One of the designers behind the iconic [http://chinadigitaltimes.net/2008/01/photo-beijings-2008-olympic-stadium/ Bird's Nest Stadium] for the Beijing Olympics, Ai was prominent in the art world long before he became a thorn in the Chinese government's side. He started to rankle the authorities in May 2008 when he led a project to collect the names of children who died in the [http://chinadigitaltimes.net/2010/05/ai-weiwei-%E8%89%BE%E6%9C%AA%E6%9C%AA-commemoration-%E5%BF%B5/ Sichuan earthquake]. Active on Twitter, In February 2011 he tweeted about the calls for a "[http://chinadigitaltimes.net/2011/04/uprooting-the-%E2%80%98chinese-jasmine-revolution%E2%80%99/ jasmine revolution]" in China modeled after protests in Egypt. After receiving frequent visits from the police and seeing the destruction of his Shanghai studio in late 2010, and in the midst of a crackdown reflecting government anxieties over the Arab Spring, Ai attempted to leave for Hong Kong on April 3, 2011. He was detained while boarding his flight and disappeared for 81 days. Once back home and under surveillance, he [http://chinadigitaltimes.net/2011/07/ai-weiwei-joins-google-users-protest-true-name-policy/ didn't stay silent] for long.

Revision as of 20:41, 30 March 2016

ài wèilái 爱未来

A sensitive man. (Source: Weibo)
Reference to Chinese artist and dissident Ai Weiwei (Ài Wèiwei 艾未未).
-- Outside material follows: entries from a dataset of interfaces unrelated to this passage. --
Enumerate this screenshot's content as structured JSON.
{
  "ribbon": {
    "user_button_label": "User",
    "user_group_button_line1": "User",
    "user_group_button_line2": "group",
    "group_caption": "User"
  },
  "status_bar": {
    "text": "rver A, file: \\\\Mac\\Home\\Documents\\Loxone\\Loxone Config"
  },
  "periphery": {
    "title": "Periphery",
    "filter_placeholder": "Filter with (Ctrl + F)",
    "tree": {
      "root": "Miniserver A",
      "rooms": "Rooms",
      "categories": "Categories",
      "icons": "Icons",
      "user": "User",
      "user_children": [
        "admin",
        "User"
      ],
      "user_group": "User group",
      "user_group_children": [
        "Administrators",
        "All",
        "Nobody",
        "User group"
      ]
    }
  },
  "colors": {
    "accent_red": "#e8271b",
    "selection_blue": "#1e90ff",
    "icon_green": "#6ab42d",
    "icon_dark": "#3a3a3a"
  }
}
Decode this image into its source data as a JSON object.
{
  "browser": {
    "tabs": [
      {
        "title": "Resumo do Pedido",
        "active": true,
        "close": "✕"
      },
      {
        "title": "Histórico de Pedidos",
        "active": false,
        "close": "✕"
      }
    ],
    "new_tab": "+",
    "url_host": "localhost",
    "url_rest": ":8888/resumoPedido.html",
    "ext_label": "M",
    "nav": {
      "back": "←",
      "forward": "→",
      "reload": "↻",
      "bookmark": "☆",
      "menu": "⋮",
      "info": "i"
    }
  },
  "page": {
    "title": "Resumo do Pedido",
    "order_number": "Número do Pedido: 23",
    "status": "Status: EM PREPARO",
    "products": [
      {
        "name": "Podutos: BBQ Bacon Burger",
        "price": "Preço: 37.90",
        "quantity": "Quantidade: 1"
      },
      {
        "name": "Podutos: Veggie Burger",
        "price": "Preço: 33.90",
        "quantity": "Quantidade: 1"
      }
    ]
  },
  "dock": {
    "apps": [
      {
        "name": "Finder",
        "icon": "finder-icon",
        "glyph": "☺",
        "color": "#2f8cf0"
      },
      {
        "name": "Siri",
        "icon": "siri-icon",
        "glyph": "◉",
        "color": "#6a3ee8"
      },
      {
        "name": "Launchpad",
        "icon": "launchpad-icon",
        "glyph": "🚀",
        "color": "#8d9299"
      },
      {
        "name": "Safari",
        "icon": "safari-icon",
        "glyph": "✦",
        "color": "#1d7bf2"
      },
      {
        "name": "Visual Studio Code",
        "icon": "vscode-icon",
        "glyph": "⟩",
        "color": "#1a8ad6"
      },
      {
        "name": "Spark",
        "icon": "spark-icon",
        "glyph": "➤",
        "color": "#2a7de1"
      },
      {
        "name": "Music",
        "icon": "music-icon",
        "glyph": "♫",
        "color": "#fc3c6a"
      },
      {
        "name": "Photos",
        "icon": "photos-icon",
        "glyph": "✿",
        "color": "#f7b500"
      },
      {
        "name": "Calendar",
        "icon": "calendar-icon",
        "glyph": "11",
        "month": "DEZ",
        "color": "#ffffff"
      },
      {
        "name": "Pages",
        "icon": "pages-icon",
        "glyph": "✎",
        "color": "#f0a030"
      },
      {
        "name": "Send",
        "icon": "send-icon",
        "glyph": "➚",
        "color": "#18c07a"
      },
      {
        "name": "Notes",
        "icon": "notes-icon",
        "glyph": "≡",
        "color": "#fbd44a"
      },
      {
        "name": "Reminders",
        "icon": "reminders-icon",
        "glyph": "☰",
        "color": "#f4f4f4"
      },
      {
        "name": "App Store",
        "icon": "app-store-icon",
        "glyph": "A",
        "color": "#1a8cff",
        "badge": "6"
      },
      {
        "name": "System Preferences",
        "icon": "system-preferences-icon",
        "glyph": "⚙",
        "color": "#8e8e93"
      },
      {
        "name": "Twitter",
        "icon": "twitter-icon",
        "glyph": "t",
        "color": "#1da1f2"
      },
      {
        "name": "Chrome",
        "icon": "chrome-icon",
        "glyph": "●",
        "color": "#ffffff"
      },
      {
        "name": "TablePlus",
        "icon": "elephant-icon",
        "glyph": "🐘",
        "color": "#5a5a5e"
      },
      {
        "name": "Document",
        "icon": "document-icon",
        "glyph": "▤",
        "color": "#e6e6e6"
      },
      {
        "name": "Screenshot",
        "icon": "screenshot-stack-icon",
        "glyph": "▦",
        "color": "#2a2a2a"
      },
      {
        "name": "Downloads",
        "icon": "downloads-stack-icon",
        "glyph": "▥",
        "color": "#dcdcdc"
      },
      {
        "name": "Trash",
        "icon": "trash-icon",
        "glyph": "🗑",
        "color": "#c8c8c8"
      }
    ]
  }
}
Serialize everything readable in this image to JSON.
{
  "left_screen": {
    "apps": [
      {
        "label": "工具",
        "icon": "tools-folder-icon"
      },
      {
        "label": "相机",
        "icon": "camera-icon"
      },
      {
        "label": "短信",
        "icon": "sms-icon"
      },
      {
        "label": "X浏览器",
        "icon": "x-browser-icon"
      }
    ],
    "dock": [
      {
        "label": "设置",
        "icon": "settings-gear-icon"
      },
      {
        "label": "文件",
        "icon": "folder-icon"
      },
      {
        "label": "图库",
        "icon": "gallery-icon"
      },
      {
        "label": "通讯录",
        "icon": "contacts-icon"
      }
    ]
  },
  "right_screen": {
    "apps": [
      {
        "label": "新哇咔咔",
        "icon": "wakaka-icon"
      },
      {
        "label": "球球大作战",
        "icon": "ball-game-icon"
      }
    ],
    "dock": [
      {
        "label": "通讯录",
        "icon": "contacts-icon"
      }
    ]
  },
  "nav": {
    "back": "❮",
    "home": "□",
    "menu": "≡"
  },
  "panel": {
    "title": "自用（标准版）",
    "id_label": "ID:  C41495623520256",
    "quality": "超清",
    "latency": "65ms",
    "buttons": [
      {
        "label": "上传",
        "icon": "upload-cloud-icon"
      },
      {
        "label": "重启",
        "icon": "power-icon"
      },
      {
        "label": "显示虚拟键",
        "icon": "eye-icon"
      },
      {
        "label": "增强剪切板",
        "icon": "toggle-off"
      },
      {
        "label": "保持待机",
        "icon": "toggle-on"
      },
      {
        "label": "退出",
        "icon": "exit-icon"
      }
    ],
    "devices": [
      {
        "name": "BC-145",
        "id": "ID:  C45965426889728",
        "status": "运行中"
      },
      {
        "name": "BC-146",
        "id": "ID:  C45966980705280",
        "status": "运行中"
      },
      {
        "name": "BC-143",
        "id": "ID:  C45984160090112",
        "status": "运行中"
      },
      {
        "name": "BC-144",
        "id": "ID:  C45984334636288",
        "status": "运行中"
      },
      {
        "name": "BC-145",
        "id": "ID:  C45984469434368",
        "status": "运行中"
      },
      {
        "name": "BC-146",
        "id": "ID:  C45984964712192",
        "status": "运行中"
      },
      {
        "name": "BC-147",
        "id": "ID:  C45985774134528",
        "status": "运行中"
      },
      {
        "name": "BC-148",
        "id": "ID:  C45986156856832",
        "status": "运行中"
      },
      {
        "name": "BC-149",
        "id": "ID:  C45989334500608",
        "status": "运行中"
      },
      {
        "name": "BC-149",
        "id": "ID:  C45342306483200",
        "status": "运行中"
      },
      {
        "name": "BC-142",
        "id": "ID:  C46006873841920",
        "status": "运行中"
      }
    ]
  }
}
"Loving the future" became fashionable when Ai Weiwei was detained for 81 days in 2011. The code combines homophones and near-homographs to hint at Ai's name. The surname Ai ( 艾) sounds the same as "love" (ài 爱), while Weiwei (Wèiwei 艾未未) becomes "future" (wèilái 未来) simply by adding two small strokes to the second character.

The use of this code lead to the phrase "love the future" being blocked from Weibo search results around June-August 2011.

One of the designers behind the iconic Bird's Nest Stadium for the Beijing Olympics, Ai was prominent in the art world long before he became a thorn in the Chinese government's side. He started to rankle the authorities in May 2008 when he led a project to collect the names of children who died in the Sichuan earthquake. Active on Twitter, In February 2011 he tweeted about the calls for a "jasmine revolution" in China modeled after protests in Egypt. After receiving frequent visits from the police and seeing the destruction of his Shanghai studio in late 2010, and in the midst of a crackdown reflecting government anxieties over the Arab Spring, Ai attempted to leave for Hong Kong on April 3, 2011. He was detained while boarding his flight and disappeared for 81 days. Once back home and under surveillance, he didn't stay silent for long.

See also believe in the god Ai and be resurrected on the spot.